The east and west ends of the New Mississippi River Bridge should meet midstream later this month. You wouldn’t think that such a feat of engineering and construction would be easier to achieve then agreeing on a name, but you would be wrong.
Under the bi-state agreement to build the bridge, both states need to agree on a name, but that’s not going well. During the spring legislative session, the Illinois House passed a bill to name it the Veterans Memorial Bridge; the Missouri General Assembly countered with the Stan Musial Memorial Bridge.
You might think this is typical, St. Louis dysfunctionality and you would be right. But it’s interesting to note that this is neither new nor unique to the Mound City.
After all, the reason that we call the Poplar St. Bridge the Poplar St. Bridge is because the two sides could not agree on a name then, either. Similar to today, the St. Louis Board of Aldermen voted to name it after former Mayor Bernard F. Dickmann and the East St. Louis Chamber of Commerce decided it liked the Adlai Stephenson II Bridge better.
Dysfunctional, yes, but the same kind of thing has occurred in other places at other times.
It took the states of New York and New Jersey nearly three decades to finally agree to build a bridge over the Hudson River. They eventually broke ground in 1927; and like us, throughout its four-year construction, it was simply referred to as the Hudson River Bridge. Not until it was near completion did the Port of New York Authority announce it had decided to name it the George Washington Bridge instead.
That declaration was met with such a hue and cry that the Port Authority backed off of the name and announced that it would open the question up for public input. Numerous ballot boxes were placed on both sides of the river and nominations were accepted over a period of months. Tens of thousands of citizens casted their ballots and the newspapers kept daily running tallies.
When the balloting was closed in April of 1931, the Hudson River Bridge won by a large margin. Poor George Washington finished well back in the pack. Undaunted, the Port Authority named it the George Washington Bridge anyway, and it still is today.
America has no monopoly on bridge-naming controversies. About 10 years ago, the People’s Republic of Hungary was building a new bridge over the Danube River between Buda and Pest, the west and east sides of Budapest. The national Ministry of Economic Affairs and Transport decided to submit the naming rights to an online public vote. The plan was to take the three names with the most votes, include a few others from local governments, etc. and the name would be selected from that group by the Ministry.
The unexpected winner of the online poll was American comedian Stephen Colbert with 17 million votes, nearly twice the small nation’s entire population. In September of 2006, Colbert was declared the winner and András Simonya, the Hungarian ambassador to the United States, appeared on The Colbert Report to announce it. Unfortunately for Colbert, the ambassador also declared that under Hungarian law, Colbert would not only have to be fluent in Hungarian, but he would also have to be deceased in order to have the bridge named after him.

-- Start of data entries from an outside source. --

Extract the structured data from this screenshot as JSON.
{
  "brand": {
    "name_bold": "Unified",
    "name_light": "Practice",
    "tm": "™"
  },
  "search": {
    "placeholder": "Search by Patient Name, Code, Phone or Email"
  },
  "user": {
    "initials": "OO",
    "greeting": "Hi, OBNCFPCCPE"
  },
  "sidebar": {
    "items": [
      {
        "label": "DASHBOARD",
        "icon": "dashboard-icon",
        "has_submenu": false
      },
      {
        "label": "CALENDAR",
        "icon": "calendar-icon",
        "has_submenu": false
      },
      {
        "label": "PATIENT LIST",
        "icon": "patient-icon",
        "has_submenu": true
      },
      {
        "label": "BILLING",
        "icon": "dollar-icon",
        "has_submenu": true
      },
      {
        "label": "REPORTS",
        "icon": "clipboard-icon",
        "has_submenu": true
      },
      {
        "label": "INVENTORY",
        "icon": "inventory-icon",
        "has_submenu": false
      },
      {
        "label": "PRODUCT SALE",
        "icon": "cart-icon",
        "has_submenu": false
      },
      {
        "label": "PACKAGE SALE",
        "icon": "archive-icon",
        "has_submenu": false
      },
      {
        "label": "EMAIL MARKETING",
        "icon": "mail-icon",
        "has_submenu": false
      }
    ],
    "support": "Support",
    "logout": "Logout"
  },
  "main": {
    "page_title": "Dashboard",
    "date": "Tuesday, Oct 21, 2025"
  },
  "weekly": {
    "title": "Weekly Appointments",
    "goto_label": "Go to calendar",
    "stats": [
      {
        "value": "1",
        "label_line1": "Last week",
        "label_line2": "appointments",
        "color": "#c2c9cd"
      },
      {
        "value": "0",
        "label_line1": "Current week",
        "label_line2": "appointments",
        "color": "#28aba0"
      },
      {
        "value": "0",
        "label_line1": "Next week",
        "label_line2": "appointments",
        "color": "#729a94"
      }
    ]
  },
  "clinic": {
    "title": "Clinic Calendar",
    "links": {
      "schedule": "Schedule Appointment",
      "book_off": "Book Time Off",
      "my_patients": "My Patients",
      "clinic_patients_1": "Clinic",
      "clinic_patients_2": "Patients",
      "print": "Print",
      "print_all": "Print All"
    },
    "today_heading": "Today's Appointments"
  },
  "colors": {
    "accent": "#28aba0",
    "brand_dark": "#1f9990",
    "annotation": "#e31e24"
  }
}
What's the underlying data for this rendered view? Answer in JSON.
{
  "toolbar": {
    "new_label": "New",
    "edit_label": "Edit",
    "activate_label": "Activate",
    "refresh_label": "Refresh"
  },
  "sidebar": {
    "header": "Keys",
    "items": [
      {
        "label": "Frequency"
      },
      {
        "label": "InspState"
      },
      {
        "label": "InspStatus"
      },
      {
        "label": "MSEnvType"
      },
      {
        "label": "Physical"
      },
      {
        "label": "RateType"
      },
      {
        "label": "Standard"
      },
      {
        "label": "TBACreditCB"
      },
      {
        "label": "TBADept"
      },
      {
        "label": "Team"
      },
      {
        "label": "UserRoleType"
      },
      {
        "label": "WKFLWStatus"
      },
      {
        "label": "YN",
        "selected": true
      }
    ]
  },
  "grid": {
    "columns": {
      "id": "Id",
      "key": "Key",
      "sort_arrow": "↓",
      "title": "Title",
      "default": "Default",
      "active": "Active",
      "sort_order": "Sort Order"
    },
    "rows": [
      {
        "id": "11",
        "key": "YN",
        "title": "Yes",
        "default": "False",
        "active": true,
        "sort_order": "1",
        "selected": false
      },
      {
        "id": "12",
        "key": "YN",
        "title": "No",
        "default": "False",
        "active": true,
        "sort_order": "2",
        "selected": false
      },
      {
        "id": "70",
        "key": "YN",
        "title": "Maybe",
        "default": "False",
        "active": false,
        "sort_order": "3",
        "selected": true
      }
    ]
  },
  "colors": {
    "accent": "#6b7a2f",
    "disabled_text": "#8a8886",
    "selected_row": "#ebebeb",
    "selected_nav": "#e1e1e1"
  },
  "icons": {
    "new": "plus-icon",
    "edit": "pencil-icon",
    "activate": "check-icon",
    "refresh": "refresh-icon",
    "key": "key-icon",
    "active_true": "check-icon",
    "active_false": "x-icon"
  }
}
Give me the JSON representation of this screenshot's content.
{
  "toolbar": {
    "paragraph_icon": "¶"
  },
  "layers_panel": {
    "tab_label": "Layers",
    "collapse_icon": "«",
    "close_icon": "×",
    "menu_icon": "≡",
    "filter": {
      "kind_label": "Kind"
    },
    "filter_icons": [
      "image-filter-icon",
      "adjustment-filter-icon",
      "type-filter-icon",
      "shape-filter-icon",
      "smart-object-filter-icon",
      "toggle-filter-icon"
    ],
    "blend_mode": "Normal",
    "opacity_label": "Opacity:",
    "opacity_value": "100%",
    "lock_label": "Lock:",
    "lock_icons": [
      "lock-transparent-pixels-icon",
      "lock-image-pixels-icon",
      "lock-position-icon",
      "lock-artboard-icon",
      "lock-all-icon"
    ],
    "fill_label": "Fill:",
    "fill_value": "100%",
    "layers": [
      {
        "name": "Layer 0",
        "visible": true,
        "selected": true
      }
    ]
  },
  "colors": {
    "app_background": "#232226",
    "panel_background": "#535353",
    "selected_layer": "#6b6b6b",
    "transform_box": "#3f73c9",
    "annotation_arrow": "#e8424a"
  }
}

That pretty well ended Colbert’s bid. Finally, later that month the Ministry announced the official name. You guessed it - the Megyeri Bridge.
Scotland is building a new bridge over the River Forth, estimated to be completed in 2016. Transport Scotland put out a call for names and got more than 7,000 suggestions including the Missing Link, the Haggis, Neeps and Tatties Bridge, and May the Forth Be With You. It’s too early to tell how that will come out, but there has to be a better way.
The story goes that when Anheuser-Busch bought the St. Louis Cardinals and Sportsman’s Park in 1953 that Gussie Busch asked the baseball commissioner if he could change the name of the field to Budweiser Stadium. His request was denied. So he asked if he could give it the Busch family name. The commissioner was fine with that, so Sportsman’s Park became Busch Stadium. And the next year, Gussie started brewing Busch beer.
With that in mind, maybe the best way to handle the naming of the bridge is the way we’ve come to name sports stadia - sell the naming rights. Companies pay millions of dollars to hang their shingles on sports venues. It would end all the arguing back and forth between the states, the name could be quickly and clearly determined, and the money could be used to help maintain the bridge.
Hey, it beats calling it the Colbert Connector.